What is the Reality of CRR within Fire Operations?

Like I said earlier, I’ve worked in Fire Operations for over 23 years. I’ve never worked in Fire Prevention. Show me an Engine Company, Truck Company, Rescue Squad, or any other “Operations” type crew or individual that doesn’t do any of the following.

  • While at the grocery store a parent asks if their child can see the fire truck. Would any of us turn them away?
  • A youth group wants to have a tour of the station and talk about what it takes to be a firefighter. Do we say no?
  • A mother is crying after we’ve taken her son to the hospital for an OD. She asks, “What can I do?” Do we ignore her?
  • While responding to a routine call at a business, we identify this location as a “death trap” if there were a fire. Do we turn a blind eye or do we try to educate them or at a minimum contact Fire Prevention to deal with it and add it to the notes if we go on a call there.
  • We are in the home of an elderly member of our community. We notice that their smoke alarm is chirping. He looks up at us and says, “I’m not very steady on a ladder any more. Would you mind installing a new battery for me?” Many of us wouldn’t even need a ladder and we wouldn’t even think twice about changing the battery.
  • Someone stops us and says, “My elderly mom just moved in with me. She is bed ridden and I’m concerned how she would get out if there was a fire.” Would we say “figure it out.” No we would help them.


Fire Operations Personnel are Doing CRR

These are all examples of how Fire Operations is doing “typical” Community Risk Reduction every day. It’s not new to us. Now we add the fact that properly training, equipping, and staffing our Operations Section is part of Community Risk Reduction as well. We are already doing CRR at every level of our department in every position. Community Risk Reduction is what the Fire Service does and has done every day for decades. Can we do more? Sure, but let’s not discount what we are doing now and definitely don’t exclude 90% of the people that are doing it!
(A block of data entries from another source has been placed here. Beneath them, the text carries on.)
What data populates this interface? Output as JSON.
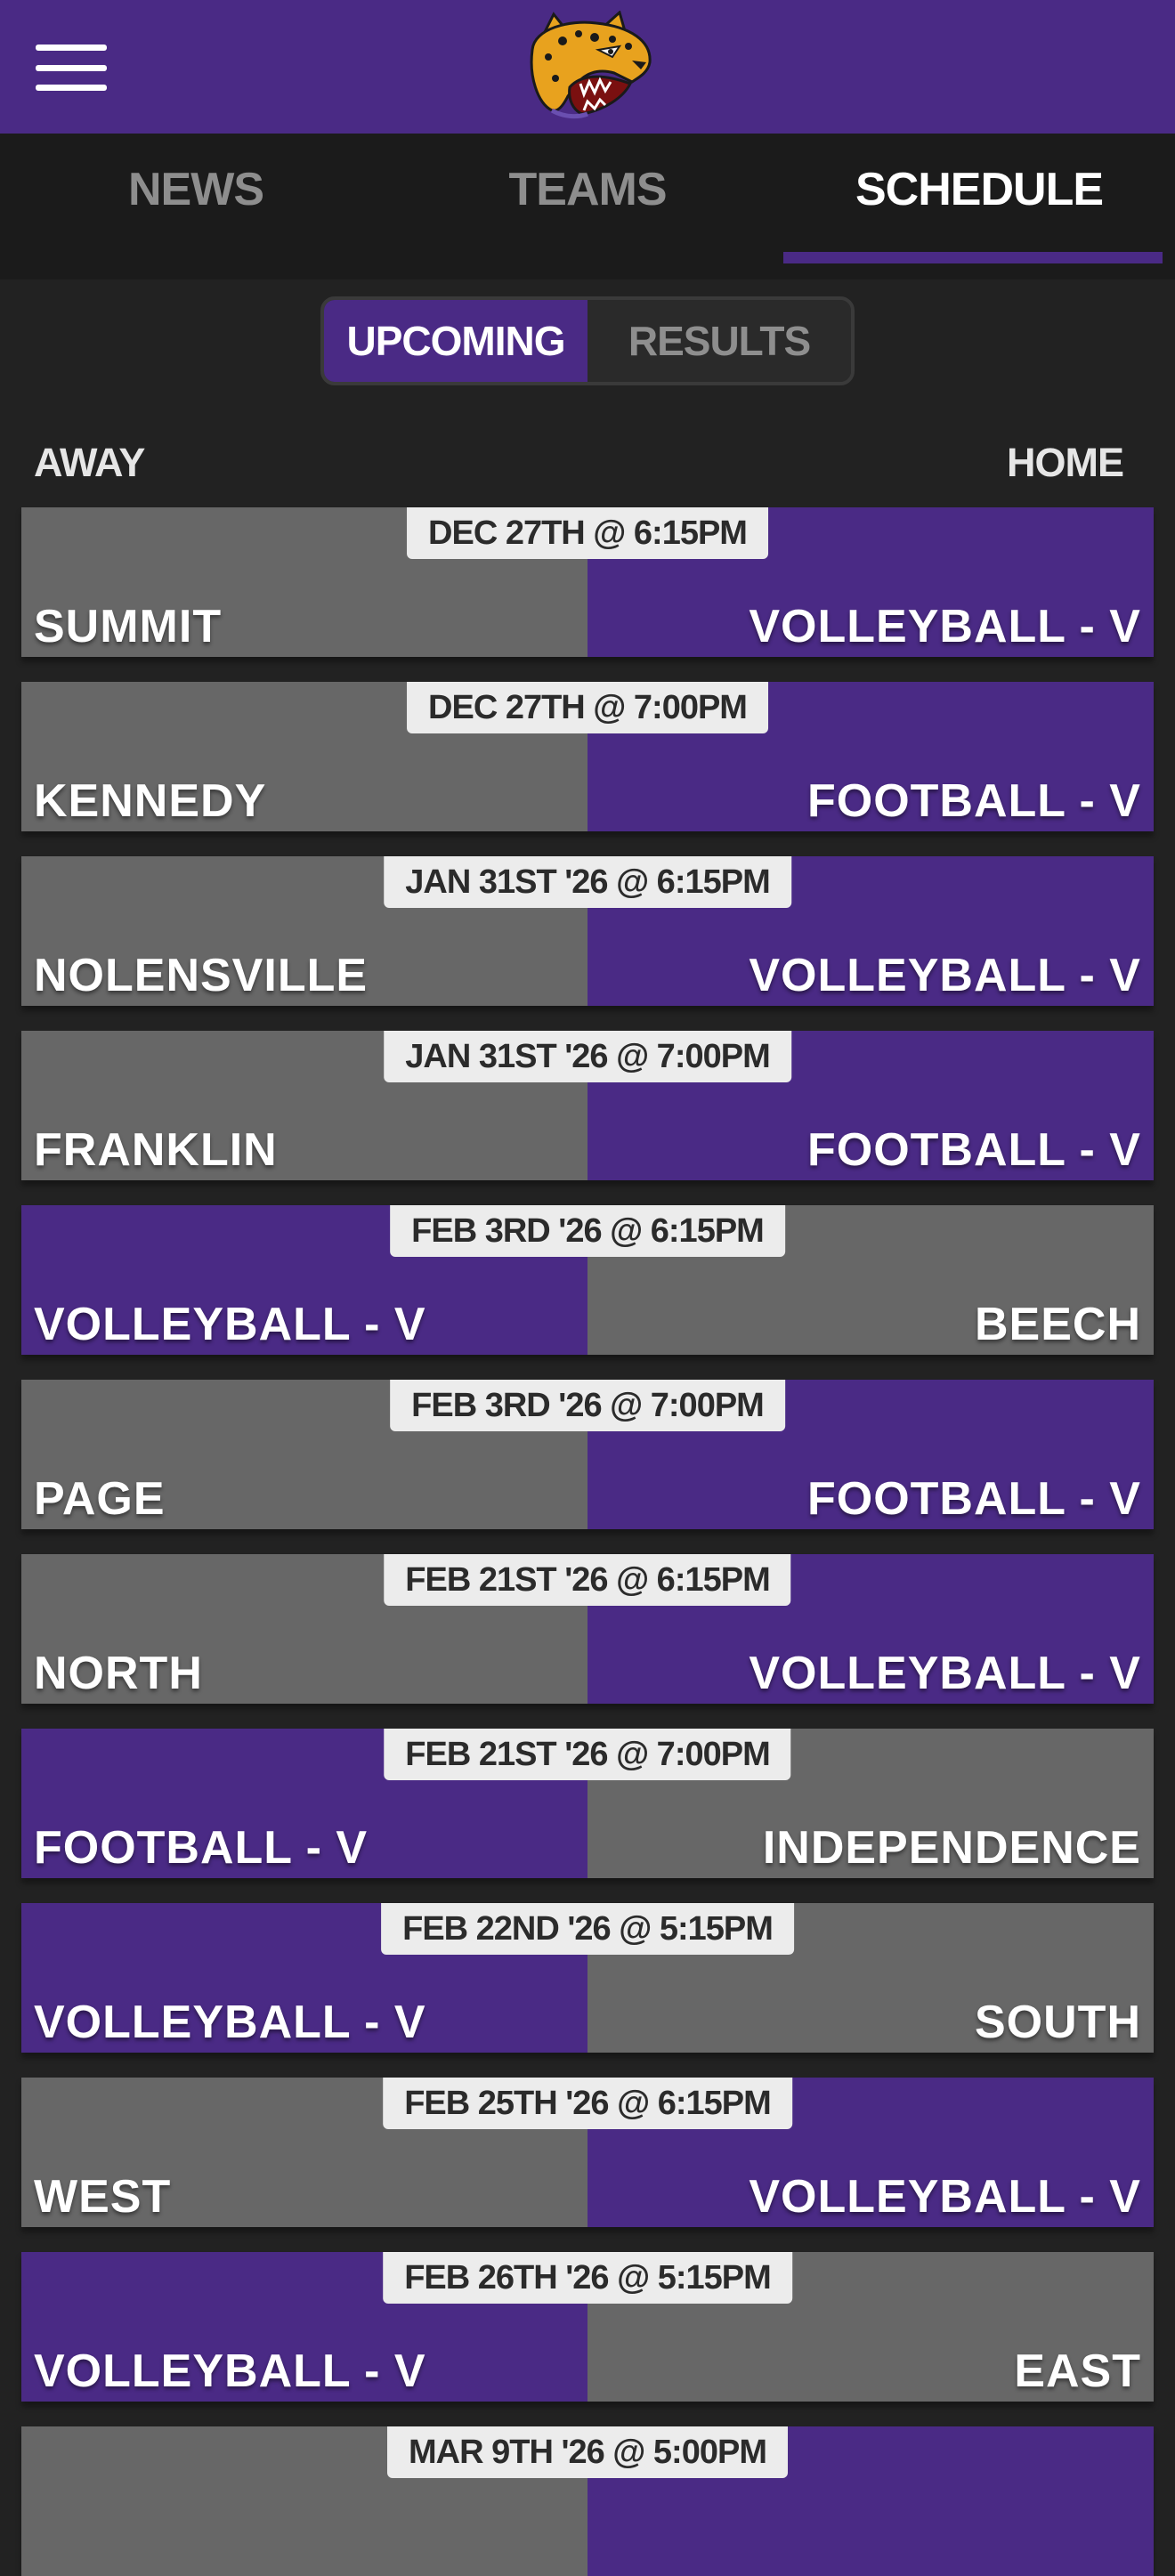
{
  "header": {
    "logo_name": "jaguar-logo"
  },
  "tabs": [
    {
      "label": "NEWS",
      "active": false
    },
    {
      "label": "TEAMS",
      "active": false
    },
    {
      "label": "SCHEDULE",
      "active": true
    }
  ],
  "toggle": {
    "upcoming": "UPCOMING",
    "results": "RESULTS",
    "selected": "UPCOMING"
  },
  "columns": {
    "away": "AWAY",
    "home": "HOME"
  },
  "colors": {
    "purple": "#4a2a85",
    "gray": "#676767",
    "background": "#222222",
    "tabbar": "#1b1b1b"
  },
  "games": [
    {
      "date": "DEC 27TH @ 6:15PM",
      "away": "SUMMIT",
      "home": "VOLLEYBALL - V",
      "highlight": "home"
    },
    {
      "date": "DEC 27TH @ 7:00PM",
      "away": "KENNEDY",
      "home": "FOOTBALL - V",
      "highlight": "home"
    },
    {
      "date": "JAN 31ST '26 @ 6:15PM",
      "away": "NOLENSVILLE",
      "home": "VOLLEYBALL - V",
      "highlight": "home"
    },
    {
      "date": "JAN 31ST '26 @ 7:00PM",
      "away": "FRANKLIN",
      "home": "FOOTBALL - V",
      "highlight": "home"
    },
    {
      "date": "FEB 3RD '26 @ 6:15PM",
      "away": "VOLLEYBALL - V",
      "home": "BEECH",
      "highlight": "away"
    },
    {
      "date": "FEB 3RD '26 @ 7:00PM",
      "away": "PAGE",
      "home": "FOOTBALL - V",
      "highlight": "home"
    },
    {
      "date": "FEB 21ST '26 @ 6:15PM",
      "away": "NORTH",
      "home": "VOLLEYBALL - V",
      "highlight": "home"
    },
    {
      "date": "FEB 21ST '26 @ 7:00PM",
      "away": "FOOTBALL - V",
      "home": "INDEPENDENCE",
      "highlight": "away"
    },
    {
      "date": "FEB 22ND '26 @ 5:15PM",
      "away": "VOLLEYBALL - V",
      "home": "SOUTH",
      "highlight": "away"
    },
    {
      "date": "FEB 25TH '26 @ 6:15PM",
      "away": "WEST",
      "home": "VOLLEYBALL - V",
      "highlight": "home"
    },
    {
      "date": "FEB 26TH '26 @ 5:15PM",
      "away": "VOLLEYBALL - V",
      "home": "EAST",
      "highlight": "away"
    },
    {
      "date": "MAR 9TH '26 @ 5:00PM",
      "away": "",
      "home": "",
      "highlight": "home"
    }
  ]
}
“If we don’t have a properly trained, staffed and equipped Fire Department, we are not reducing the risk to our community.”

The Fire Service is Community Risk Reduction!

The Fire Service is and always has been in the business of Community Risk Reduction. Every time someone answers the phone, puts on a uniform, teaches a class, plans the budget, talks to city council or fire board, does a plan check, inspects a business, gives a kid a sticker, waves from the fire truck, buys a new piece of equipment, sits in a training class, performs an evolution on the drill ground, and even responds to an emergency, we are doing Community Risk Reduction. Everyone, especially the Fire Chief has a stake in Community Risk Reduction. Chiefs, it starts at the top. Include everyone in your department’s Community Risk Reduction processes and efforts because that is what a Fire Department does. We Reduce Risk to our Community!

Brent Faulkner MAM, FO is the CEO of Virtual CRR Inc.. He has 23 years of experience in the fire service. During this time, he has responded to numerous emergency situations including structure fires, wildland fires, hazardous materials responses, emergency medical situations, and numerous types of rescues. In addition, he has served on a Type 1 Hazardous Materials Response Team for 17 years.
Brent had a defining moment in his career which, as a result, lead him to create Virtual CRR and his passion for Community Risk Reduction. He led a team in critical infrastructure protection at a recognized Department of Homeland Security (DHS) Terrorism Fusion Center. This team was responsible for increasing the safety of critical infrastructure as it relates to terrorism, general security, and natural disasters. He has a master’s degree in management, a bachelor’s degree in occupational studies, an associate’s degree in hazardous materials response, and another in fire science.